→ **Assignment**
Would you reproduce the listing exactly, leaving nothing out?

[Opening Records section]

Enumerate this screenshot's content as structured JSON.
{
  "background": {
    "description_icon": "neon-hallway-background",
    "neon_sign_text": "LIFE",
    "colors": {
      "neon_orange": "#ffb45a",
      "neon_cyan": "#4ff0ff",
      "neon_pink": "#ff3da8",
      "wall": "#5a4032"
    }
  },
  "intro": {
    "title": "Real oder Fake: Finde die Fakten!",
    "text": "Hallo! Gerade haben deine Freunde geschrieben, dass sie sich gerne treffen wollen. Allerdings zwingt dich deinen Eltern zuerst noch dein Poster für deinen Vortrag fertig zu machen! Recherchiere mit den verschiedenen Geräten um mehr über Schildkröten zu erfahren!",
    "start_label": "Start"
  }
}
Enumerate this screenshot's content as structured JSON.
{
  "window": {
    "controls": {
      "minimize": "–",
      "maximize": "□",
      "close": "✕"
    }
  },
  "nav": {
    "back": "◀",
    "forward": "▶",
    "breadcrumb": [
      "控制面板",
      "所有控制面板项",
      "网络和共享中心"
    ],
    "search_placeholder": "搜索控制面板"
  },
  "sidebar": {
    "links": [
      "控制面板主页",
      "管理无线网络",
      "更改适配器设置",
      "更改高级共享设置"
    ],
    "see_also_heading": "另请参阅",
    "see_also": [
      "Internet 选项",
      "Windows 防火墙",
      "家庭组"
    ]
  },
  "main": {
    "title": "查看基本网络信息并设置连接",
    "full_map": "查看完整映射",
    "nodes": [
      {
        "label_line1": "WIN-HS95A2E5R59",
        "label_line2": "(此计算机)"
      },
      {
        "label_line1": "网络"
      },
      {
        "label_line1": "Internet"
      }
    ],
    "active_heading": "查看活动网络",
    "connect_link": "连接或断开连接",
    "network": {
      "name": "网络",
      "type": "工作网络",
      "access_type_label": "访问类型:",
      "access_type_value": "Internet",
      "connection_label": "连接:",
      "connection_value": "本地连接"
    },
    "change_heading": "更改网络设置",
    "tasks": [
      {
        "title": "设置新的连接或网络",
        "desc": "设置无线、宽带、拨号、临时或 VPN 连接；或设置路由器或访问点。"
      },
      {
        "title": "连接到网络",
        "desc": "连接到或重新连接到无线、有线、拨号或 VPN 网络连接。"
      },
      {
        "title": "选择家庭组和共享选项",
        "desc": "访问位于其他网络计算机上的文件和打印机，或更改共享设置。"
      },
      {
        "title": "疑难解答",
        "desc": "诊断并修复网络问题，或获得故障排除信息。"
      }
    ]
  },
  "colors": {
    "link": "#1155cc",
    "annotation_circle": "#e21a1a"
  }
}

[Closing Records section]

→ **Task output**
Enumerate this screenshot's content as structured JSON.
{
  "background": {
    "description_icon": "neon-hallway-background",
    "neon_sign_text": "LIFE",
    "colors": {
      "neon_orange": "#ffb45a",
      "neon_cyan": "#4ff0ff",
      "neon_pink": "#ff3da8",
      "wall": "#5a4032"
    }
  },
  "intro": {
    "title": "Real oder Fake: Finde die Fakten!",
    "text": "Hallo! Gerade haben deine Freunde geschrieben, dass sie sich gerne treffen wollen. Allerdings zwingt dich deinen Eltern zuerst noch dein Poster für deinen Vortrag fertig zu machen! Recherchiere mit den verschiedenen Geräten um mehr über Schildkröten zu erfahren!",
    "start_label": "Start"
  }
}
Enumerate this screenshot's content as structured JSON.
{
  "window": {
    "controls": {
      "minimize": "–",
      "maximize": "□",
      "close": "✕"
    }
  },
  "nav": {
    "back": "◀",
    "forward": "▶",
    "breadcrumb": [
      "控制面板",
      "所有控制面板项",
      "网络和共享中心"
    ],
    "search_placeholder": "搜索控制面板"
  },
  "sidebar": {
    "links": [
      "控制面板主页",
      "管理无线网络",
      "更改适配器设置",
      "更改高级共享设置"
    ],
    "see_also_heading": "另请参阅",
    "see_also": [
      "Internet 选项",
      "Windows 防火墙",
      "家庭组"
    ]
  },
  "main": {
    "title": "查看基本网络信息并设置连接",
    "full_map": "查看完整映射",
    "nodes": [
      {
        "label_line1": "WIN-HS95A2E5R59",
        "label_line2": "(此计算机)"
      },
      {
        "label_line1": "网络"
      },
      {
        "label_line1": "Internet"
      }
    ],
    "active_heading": "查看活动网络",
    "connect_link": "连接或断开连接",
    "network": {
      "name": "网络",
      "type": "工作网络",
      "access_type_label": "访问类型:",
      "access_type_value": "Internet",
      "connection_label": "连接:",
      "connection_value": "本地连接"
    },
    "change_heading": "更改网络设置",
    "tasks": [
      {
        "title": "设置新的连接或网络",
        "desc": "设置无线、宽带、拨号、临时或 VPN 连接；或设置路由器或访问点。"
      },
      {
        "title": "连接到网络",
        "desc": "连接到或重新连接到无线、有线、拨号或 VPN 网络连接。"
      },
      {
        "title": "选择家庭组和共享选项",
        "desc": "访问位于其他网络计算机上的文件和打印机，或更改共享设置。"
      },
      {
        "title": "疑难解答",
        "desc": "诊断并修复网络问题，或获得故障排除信息。"
      }
    ]
  },
  "colors": {
    "link": "#1155cc",
    "annotation_circle": "#e21a1a"
  }
}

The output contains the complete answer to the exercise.